Review of Fiscal Year 2024 Budget Request: Agency Perspectives (Part I)
2167 Rayburn House Office Building
This is a hearing of the Subcommittee on Water Resources and Environment.
Opening remarks, as prepared, from Water Resources and Environment Subcommittee Chairman David Rouzer (R-NC) from today’s hearing, entitled “Review of Fiscal Year 2024 Budget Request: Agency Perspectives (Part I)”:
Today’s hearing is part one of two in a series of hearings this Subcommittee will hold on the President’s Fiscal Year 2024 budget proposal. We will hear from the rest of the agencies under this Subcommittee’s jurisdiction in part two, but I am glad to see that today we have before us the United States Army Corps of Engineers (Corps) and the Assistant Secretary of the Army for Civil Works, the Tennessee Valley Authority, and the Great Lakes St. Lawrence Seaway Development Corporation.
Let’s start with the Army Corps of Engineers. I appreciate that we have both Major General Graham here today from the Corps itself and the Assistant Secretary of the Army for Civil Works, Mr. Connor, from the political leadership here as well.
I’d like to start by bringing attention to an issue that is incredibly important to my constituents in North Carolina and communities across the country: the definition of “waters of the United States” or “WOTUS.” The Corps plays a major role in enforcing the Clean Water Act Section 404 “dredge and fill” permitting program over waters that are considered WOTUS.
The WOTUS question has been debated for decades in court and through varying Presidential Administrations. But the definition of WOTUS and its implementation is more than simply a few words that lawyers and bureaucrats can make a career out of. It is an issue regulated communities deal with daily, including farmers, ranchers, homebuilders, private property owners, and infrastructure developers.
I was heartened to see the Supreme Court deliver a clear, seemingly easily implementable decision over the definition of WOTUS in Sackett v. EPA last month.
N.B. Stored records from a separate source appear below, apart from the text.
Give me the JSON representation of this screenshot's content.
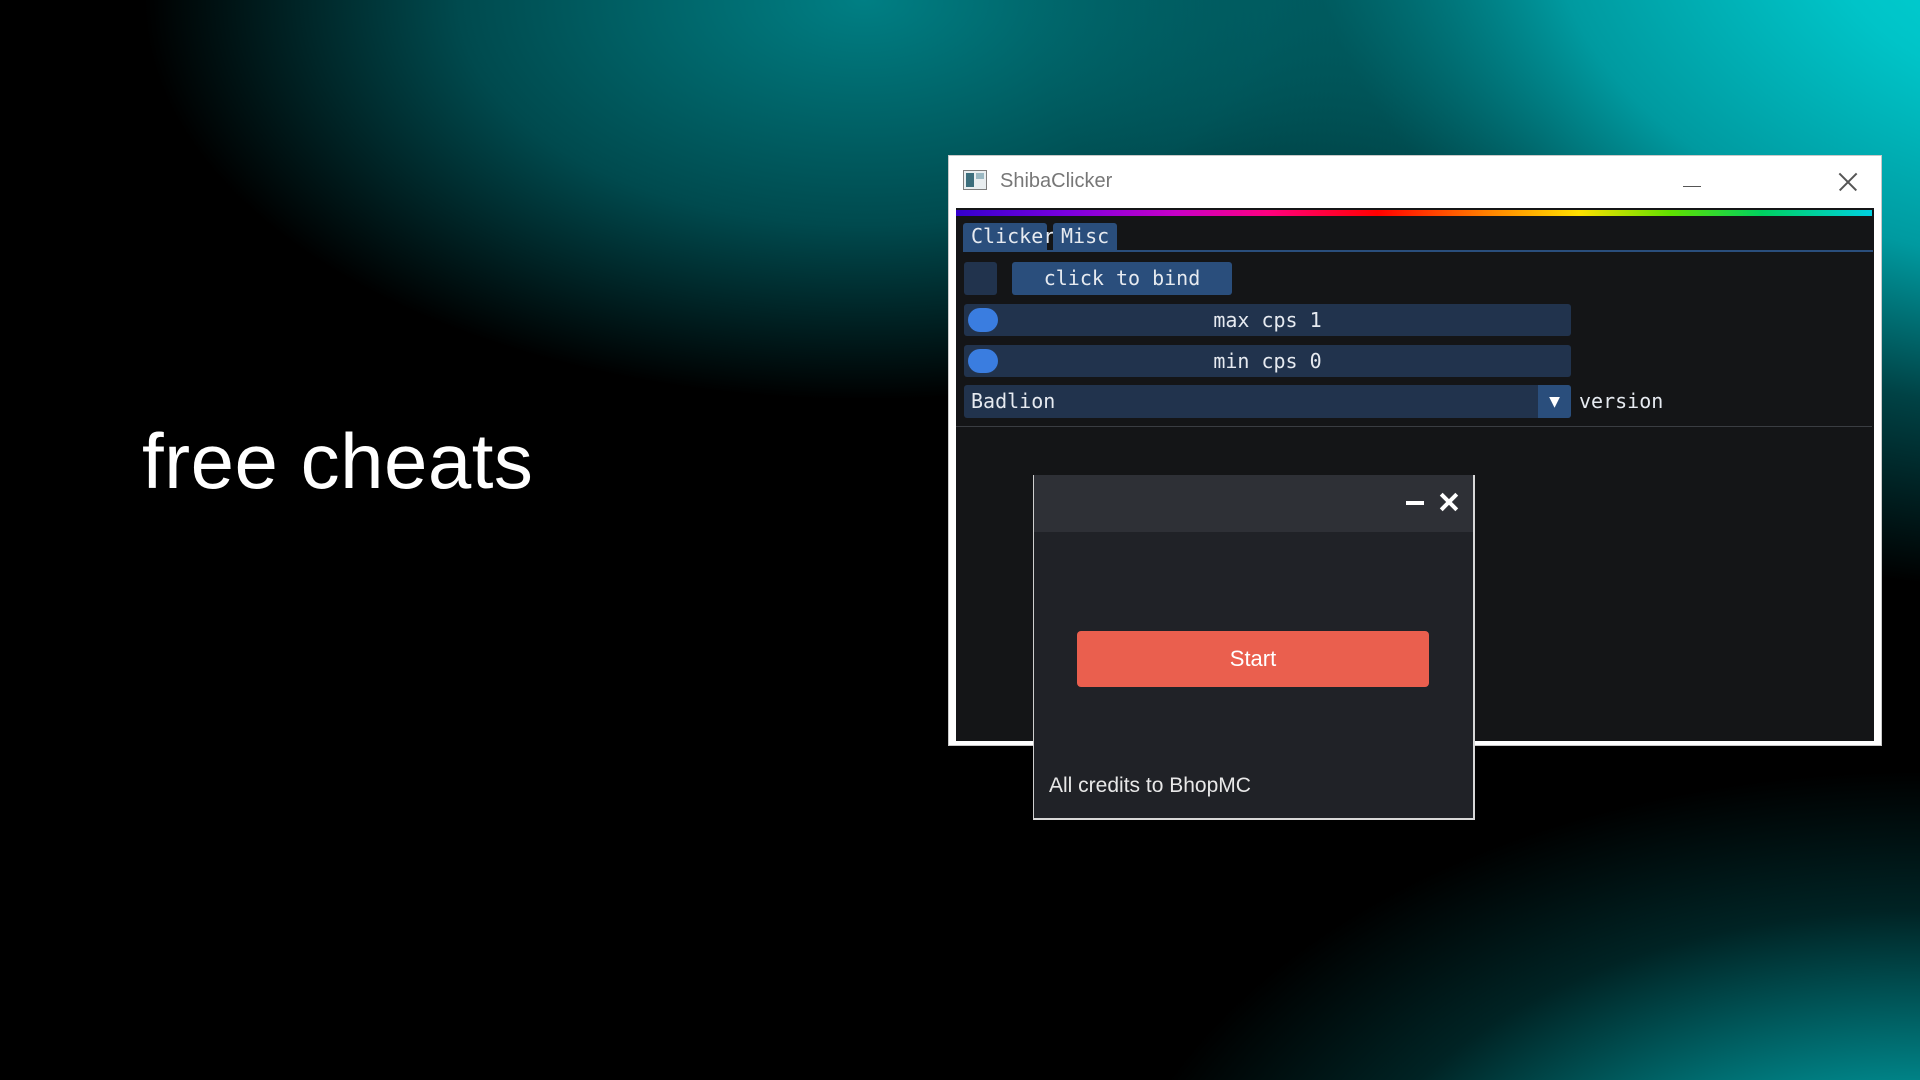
{
  "headline": "free cheats",
  "main_window": {
    "title": "ShibaClicker",
    "tabs": [
      {
        "label": "Clicker"
      },
      {
        "label": "Misc"
      }
    ],
    "bind_button": "click to bind",
    "sliders": [
      {
        "label": "max cps 1",
        "value": 1
      },
      {
        "label": "min cps 0",
        "value": 0
      }
    ],
    "combo": {
      "selected": "Badlion",
      "label": "version"
    },
    "colors": {
      "tab": "#2a4e7c",
      "frame": "#21334d",
      "knob": "#3a7de0",
      "background": "#141517"
    }
  },
  "dialog": {
    "start_label": "Start",
    "credits": "All credits to BhopMC",
    "colors": {
      "start": "#ea5f4e",
      "background": "#202227"
    }
  },
  "icons": [
    "app-icon",
    "minimize-icon",
    "close-icon",
    "chevron-down-icon"
  ]
}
This ruling enables the Administration to kickstart project completion and eliminate regulatory red tape while maintaining crucial environmental protections. Now that the Supreme Court has clarified what the intended scope of the Clean Water Act has been from the beginning – once and for all getting rid of the “significant nexus” test – regulated communities will finally have some clarity under the law.
Now it is up to EPA and the Corps to quickly bring the Biden Administration’s flawed and legally outdated WOTUS policy into compliance with the Sackett decision and provide implementation guidance consistent with its direction. Regulated communities deserve the clarity that came in Sackett to be implemented in Corps districts across the country, so that important projects can be permitted to move forward. I look forward to the Corps putting its resources towards ensuring compliance with Sackett, rather than trying to find a way around its requirements.
On another note, Major General Graham and Assistant Secretary Connor, you both know how important the Corps’ projects are around the country, and my district—the seventh district of North Carolina—is no different.
The beaches in my district rely on regular Army Corps maintenance to protect life, property, and our critical tourism economy. I am pleased the Corps has provided an emergency use exemption of the Masonboro Inlet as the Wrightsville Beach Borrow Site for the upcoming renourishment project, which is a year delayed, as you know. Without speedy nourishment, Wrightsville Beach could suffer catastrophic disaster and losses in the event of a natural disaster. I also look forward to the approval of 10 million dollars in emergency funding for the project under the Flood Control and Coastal Emergencies account. And I appreciate all the great work you all are doing on that front.
The President’s budget proposal and the Infrastructure Investment and Jobs Act (IIJA) would provide the Corps with robust funding, especially for flood control and beach nourishment maintenance activities. I hope the Corps will use the funds provided by both IIJA and regular appropriations efficiently for important projects.
Moving on from the Army Corps, we also have folks here from two other important entities: the Tennessee Valley Authority (TVA) and the Great Lakes St. Lawrence Seaway Development Corporation (GLS).
TVA has not taken any federal funds since 1999, which certainly is a rarity amongst entities created by Congress. I look forward to hearing more about TVA’s “all of the above energy approach,” utilizing a diverse portfolio of energy sources, including solar, natural gas, and nuclear, all while providing relatively stable rates and reliable power to its consumers.
I would also like to offer TVA a special congratulations on this year being its 90th anniversary.
Finally, congratulations to Mr. Tindall-Schlicht on his appointment as Administrator of GLS. GLS plays an important role in ensuring crucial routes from the Great Lakes to the Atlantic Ocean remain open via the St. Lawrence Seaway. At a time when we understand the need to strive for economic prosperity in the face of global competitors like China, the GLS provides important services to the flow of minerals, steel, and other critical goods.